Here’s a thought, though: Have kids use the backpack itself for protection: Probably nothing short of an armor-piercing bullet would have much chance of getting through 40 pounds of books, notebooks, lunches, pens, mp3 players and cell phones.
Last week, Cocaine, the super-high-sugar and -caffeine drink (280 milligrams of caffeine per serving as opposed to 80 for Red Bull and 34 for Coca-Cola) whose name some parents believe will encourage children to try the actual drug, got a big publicity boost when 7-Eleven (which was carrying it in only a small handful of its stores) announced it would no longer be welcome on their shelves.
It’s one thing for the media to report that an English woman named Nona Paris Lola Jackson, claiming to be the biological mother of Michael Jackson’s three children, has filed a motion asking that she be consulted in discussions on the children’s custody – but she goes on to say that she and Mr. Jackson remain and always have been a sexually active couple, and that she’s written 3,000 songs for him.
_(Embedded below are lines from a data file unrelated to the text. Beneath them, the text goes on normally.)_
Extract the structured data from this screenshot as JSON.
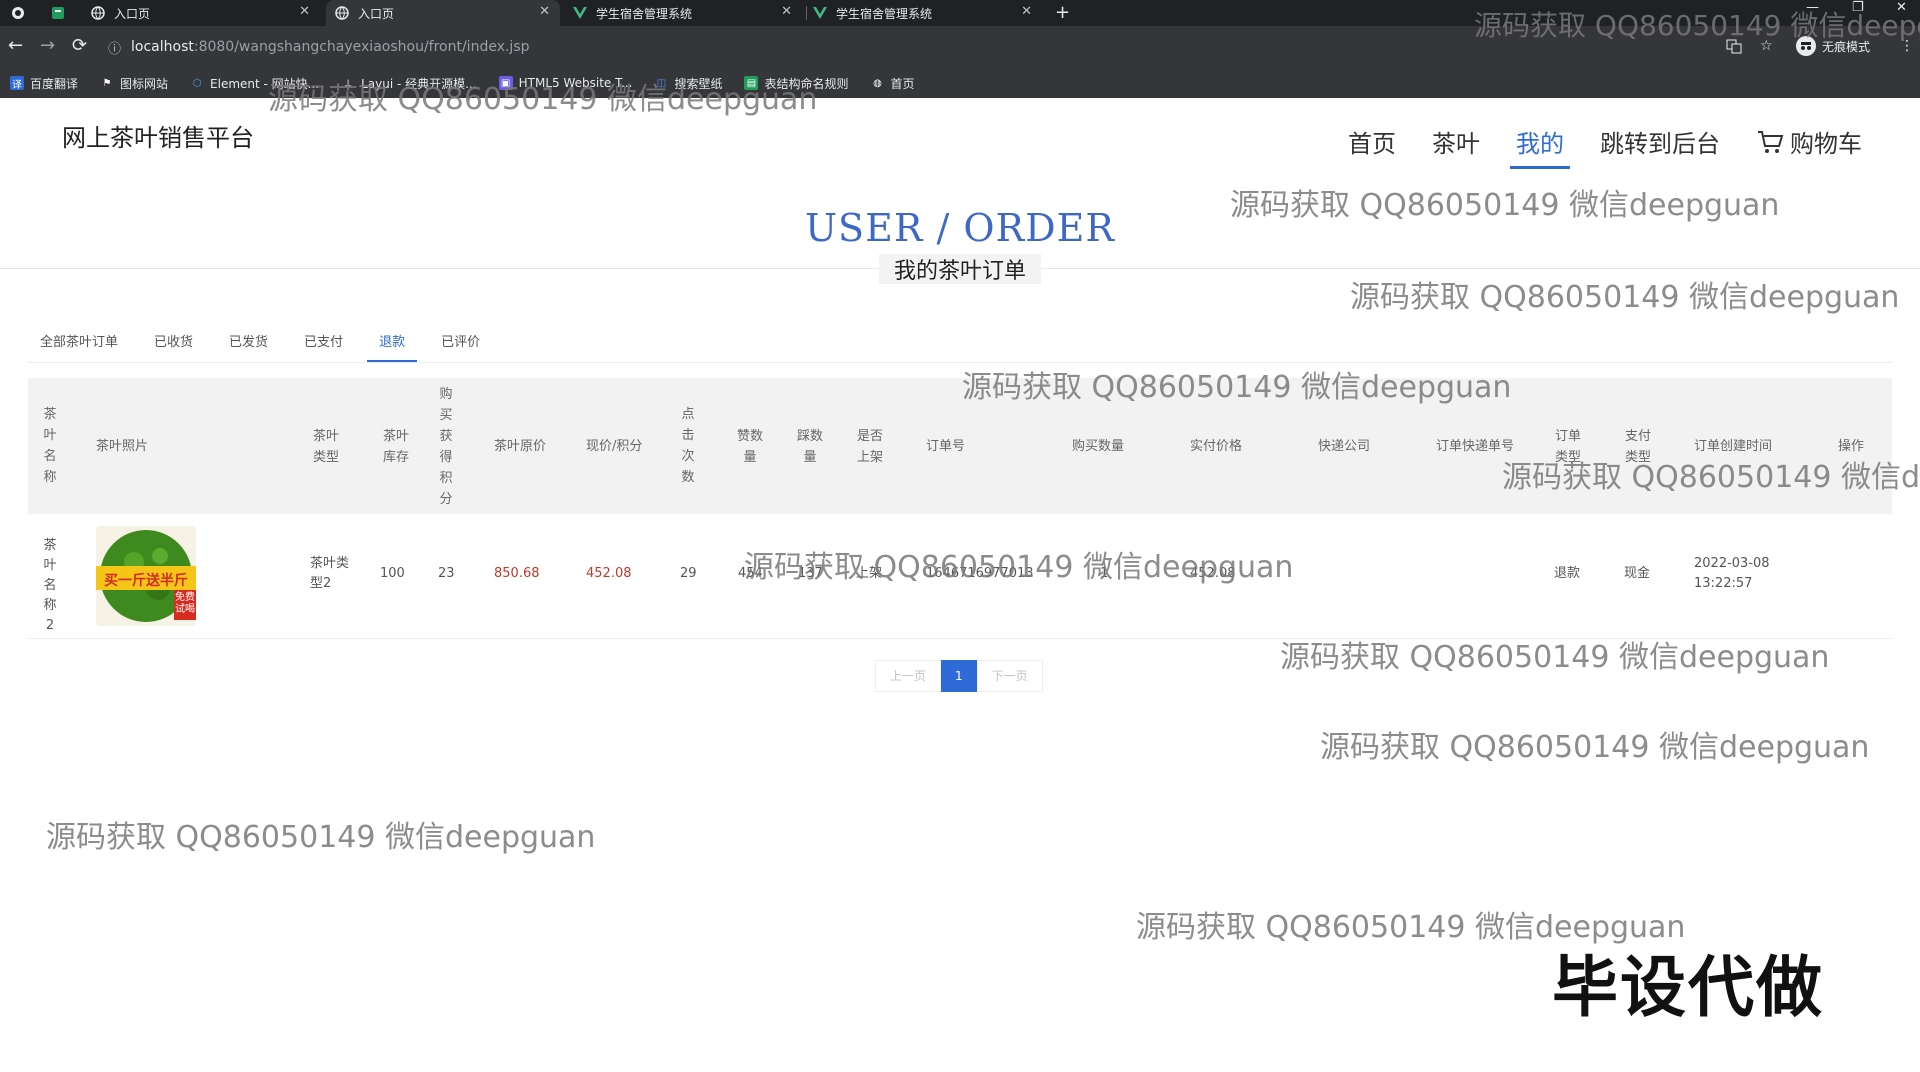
{
  "browser": {
    "tabs": [
      {
        "label": "",
        "icon": "grid-icon"
      },
      {
        "label": "",
        "icon": "sheet-icon"
      },
      {
        "label": "入口页",
        "icon": "globe-icon"
      },
      {
        "label": "入口页",
        "icon": "globe-icon"
      },
      {
        "label": "学生宿舍管理系统",
        "icon": "vue-icon"
      },
      {
        "label": "学生宿舍管理系统",
        "icon": "vue-icon"
      }
    ],
    "url_host": "localhost",
    "url_path": ":8080/wangshangchayexiaoshou/front/index.jsp",
    "incognito_label": "无痕模式",
    "bookmarks": [
      {
        "label": "百度翻译",
        "color": "#2f6bd6"
      },
      {
        "label": "图标网站",
        "color": "#ffffff"
      },
      {
        "label": "Element - 网站快...",
        "color": "#409eff"
      },
      {
        "label": "Layui - 经典开源模...",
        "color": "#ffffff"
      },
      {
        "label": "HTML5 Website T...",
        "color": "#6c5ce7"
      },
      {
        "label": "搜索壁纸",
        "color": "#2b5fd9"
      },
      {
        "label": "表结构命名规则",
        "color": "#1e9e5a"
      },
      {
        "label": "首页",
        "color": "#ffffff"
      }
    ]
  },
  "site": {
    "brand": "网上茶叶销售平台",
    "nav": [
      {
        "label": "首页",
        "active": false
      },
      {
        "label": "茶叶",
        "active": false
      },
      {
        "label": "我的",
        "active": true
      },
      {
        "label": "跳转到后台",
        "active": false
      }
    ],
    "cart_label": "购物车",
    "accent": "#2f6bd6"
  },
  "section": {
    "title": "USER / ORDER",
    "subtitle": "我的茶叶订单"
  },
  "order_tabs": [
    {
      "label": "全部茶叶订单",
      "active": false
    },
    {
      "label": "已收货",
      "active": false
    },
    {
      "label": "已发货",
      "active": false
    },
    {
      "label": "已支付",
      "active": false
    },
    {
      "label": "退款",
      "active": true
    },
    {
      "label": "已评价",
      "active": false
    }
  ],
  "table": {
    "headers": {
      "name": "茶叶名称",
      "photo": "茶叶照片",
      "type": "茶叶类型",
      "stock": "茶叶库存",
      "points": "购买获得积分",
      "price": "茶叶原价",
      "current": "现价/积分",
      "clicks": "点击次数",
      "likes": "赞数量",
      "dislikes": "踩数量",
      "onshelf": "是否上架",
      "order_no": "订单号",
      "qty": "购买数量",
      "paid": "实付价格",
      "courier": "快递公司",
      "tracking": "订单快递单号",
      "order_type": "订单类型",
      "pay_type": "支付类型",
      "created": "订单创建时间",
      "actions": "操作"
    },
    "rows": [
      {
        "name": "茶叶名称2",
        "photo_text": "买一斤送半斤",
        "photo_badge": "免费试喝",
        "type": "茶叶类型2",
        "stock": "100",
        "points": "23",
        "price": "850.68",
        "current": "452.08",
        "clicks": "29",
        "likes": "454",
        "dislikes": "137",
        "onshelf": "上架",
        "order_no": "1646716977013",
        "qty": "1",
        "paid": "452.08",
        "courier": "",
        "tracking": "",
        "order_type": "退款",
        "pay_type": "现金",
        "created_date": "2022-03-08",
        "created_time": "13:22:57"
      }
    ]
  },
  "pager": {
    "prev": "上一页",
    "current": "1",
    "next": "下一页"
  },
  "watermark": {
    "text": "源码获取 QQ86050149 微信deepguan",
    "stamp": "毕设代做"
  }
}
At what point should the media decide that somebody isn’t newsworthy but is, in fact, merely delusional?
Or maybe there is no difference: After all, a month and a half after his claims of involvement in JonBenet Ramsey’s death were discredited, John Mark Karr was interviewed by NBC News, Fox News, and Larry King.
This might be a good time to mention that it was I who kidnapped the Lindbergh baby. I’ve never told this to anybody until now …well, except to my wife, Marilyn Monroe, whom I secretly married in 1953.
Mister King, I’m ready for my close-up.
Crime, Justice & America
The other day, one of my son’s friends went missing.